------ INPUT DATA ------

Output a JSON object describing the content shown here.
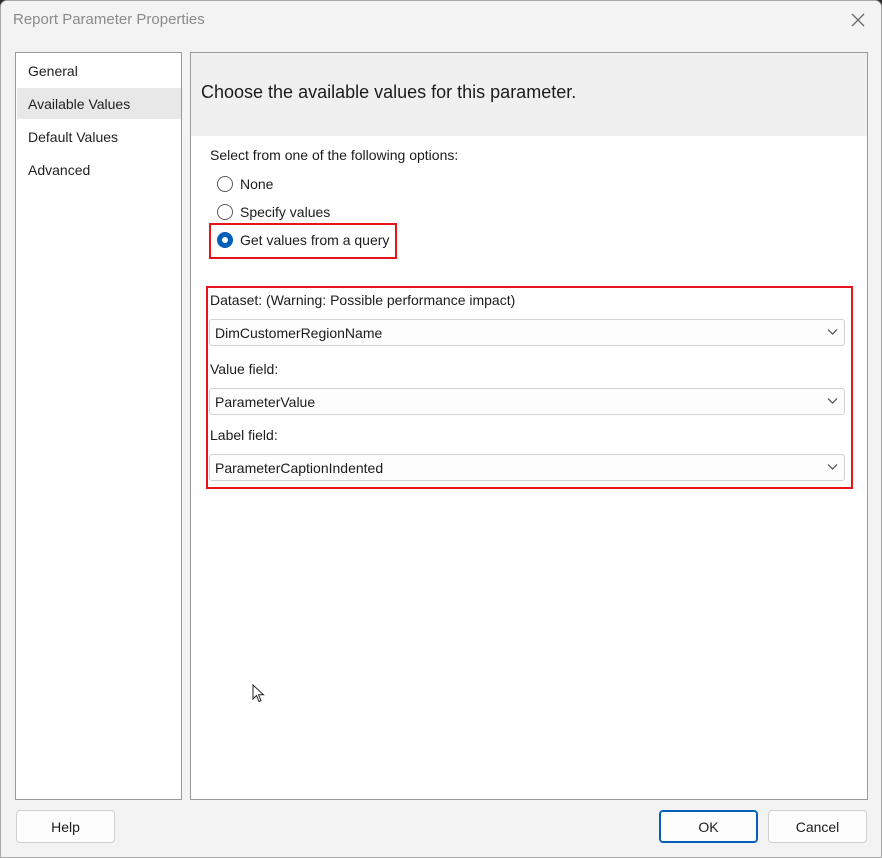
{
  "window": {
    "title": "Report Parameter Properties"
  },
  "nav": {
    "items": [
      {
        "label": "General",
        "selected": false
      },
      {
        "label": "Available Values",
        "selected": true
      },
      {
        "label": "Default Values",
        "selected": false
      },
      {
        "label": "Advanced",
        "selected": false
      }
    ]
  },
  "panel": {
    "heading": "Choose the available values for this parameter.",
    "prompt": "Select from one of the following options:",
    "options": [
      {
        "label": "None",
        "checked": false
      },
      {
        "label": "Specify values",
        "checked": false
      },
      {
        "label": "Get values from a query",
        "checked": true
      }
    ],
    "fields": {
      "dataset_label": "Dataset: (Warning: Possible performance impact)",
      "dataset_value": "DimCustomerRegionName",
      "value_field_label": "Value field:",
      "value_field_value": "ParameterValue",
      "label_field_label": "Label field:",
      "label_field_value": "ParameterCaptionIndented"
    }
  },
  "buttons": {
    "help": "Help",
    "ok": "OK",
    "cancel": "Cancel"
  },
  "colors": {
    "accent": "#005fb8",
    "highlight": "#e8141b"
  },
  "icons": {
    "close": "close-icon",
    "chevron": "chevron-down-icon",
    "cursor": "mouse-pointer-icon"
  }
}
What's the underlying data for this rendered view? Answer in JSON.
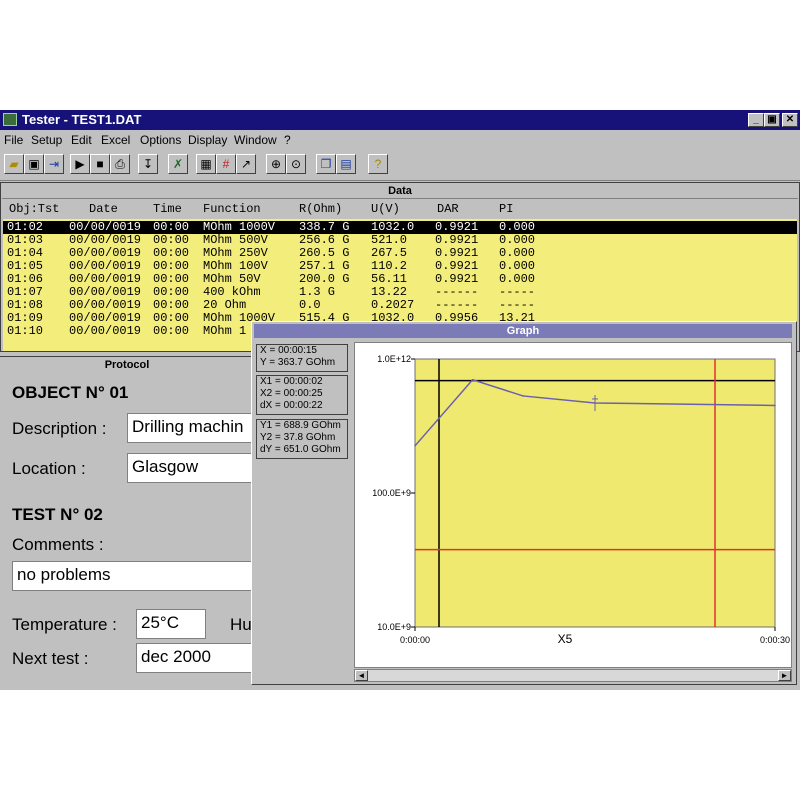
{
  "window": {
    "title": "Tester - TEST1.DAT",
    "controls": [
      "_",
      "▣",
      "✕"
    ]
  },
  "menu": [
    "File",
    "Setup",
    "Edit",
    "Excel",
    "Options",
    "Display",
    "Window",
    "?"
  ],
  "toolbar": [
    "open-icon",
    "save-icon",
    "import-icon",
    "play-icon",
    "stop-icon",
    "print-icon",
    "probe-icon",
    "tools-icon",
    "table-icon",
    "grid-icon",
    "curve-icon",
    "zoom-in-icon",
    "zoom-fit-icon",
    "window-cascade-icon",
    "window-tile-icon",
    "help-icon"
  ],
  "data_window": {
    "title": "Data",
    "columns": [
      "Obj:Tst",
      "Date",
      "Time",
      "Function",
      "R(Ohm)",
      "U(V)",
      "DAR",
      "PI"
    ],
    "rows": [
      [
        "01:02",
        "00/00/0019",
        "00:00",
        "MOhm 1000V",
        "338.7 G",
        "1032.0",
        "0.9921",
        "0.000"
      ],
      [
        "01:03",
        "00/00/0019",
        "00:00",
        "MOhm 500V",
        "256.6 G",
        "521.0",
        "0.9921",
        "0.000"
      ],
      [
        "01:04",
        "00/00/0019",
        "00:00",
        "MOhm 250V",
        "260.5 G",
        "267.5",
        "0.9921",
        "0.000"
      ],
      [
        "01:05",
        "00/00/0019",
        "00:00",
        "MOhm 100V",
        "257.1 G",
        "110.2",
        "0.9921",
        "0.000"
      ],
      [
        "01:06",
        "00/00/0019",
        "00:00",
        "MOhm 50V",
        "200.0 G",
        "56.11",
        "0.9921",
        "0.000"
      ],
      [
        "01:07",
        "00/00/0019",
        "00:00",
        "400 kOhm",
        "1.3 G",
        "13.22",
        "------",
        "-----"
      ],
      [
        "01:08",
        "00/00/0019",
        "00:00",
        "20 Ohm",
        "0.0",
        "0.2027",
        "------",
        "-----"
      ],
      [
        "01:09",
        "00/00/0019",
        "00:00",
        "MOhm 1000V",
        "515.4 G",
        "1032.0",
        "0.9956",
        "13.21"
      ],
      [
        "01:10",
        "00/00/0019",
        "00:00",
        "MOhm 1",
        "",
        "",
        "",
        ""
      ]
    ]
  },
  "protocol": {
    "title": "Protocol",
    "object_heading": "OBJECT N° 01",
    "description_label": "Description :",
    "description_value": "Drilling machin",
    "location_label": "Location :",
    "location_value": "Glasgow",
    "test_heading": "TEST N° 02",
    "comments_label": "Comments :",
    "comments_value": "no problems",
    "temperature_label": "Temperature :",
    "temperature_value": "25°C",
    "humidity_label_partial": "Hu",
    "next_test_label": "Next test :",
    "next_test_value": "dec 2000"
  },
  "graph_window": {
    "title": "Graph",
    "cursor": [
      "X = 00:00:15",
      "Y = 363.7 GOhm"
    ],
    "x_cursors": [
      "X1 = 00:00:02",
      "X2 = 00:00:25",
      "dX = 00:00:22"
    ],
    "y_cursors": [
      "Y1 = 688.9 GOhm",
      "Y2 = 37.8 GOhm",
      "dY = 651.0 GOhm"
    ],
    "zoom_label": "X5"
  },
  "chart_data": {
    "type": "line",
    "y_scale": "log",
    "ylim": [
      10000000000,
      1000000000000
    ],
    "xlim": [
      0,
      30
    ],
    "y_tick_labels": [
      "1.0E+12",
      "100.0E+9",
      "10.0E+9"
    ],
    "x_tick_labels": [
      "0:00:00",
      "0:00:30"
    ],
    "x_unit": "seconds",
    "background": "#f0e970",
    "series": [
      {
        "color": "#6b5fb0",
        "x": [
          0,
          4.8,
          9,
          15,
          30
        ],
        "y": [
          225000000000,
          700000000000,
          530000000000,
          470000000000,
          450000000000
        ]
      }
    ],
    "cursor_lines": {
      "color_x1y1": "#000000",
      "color_x2y2": "#e03030",
      "x1": 2,
      "x2": 25,
      "y1": 688900000000,
      "y2": 37800000000
    },
    "marker": {
      "x": 15,
      "y": 470000000000
    }
  }
}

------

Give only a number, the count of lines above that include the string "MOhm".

7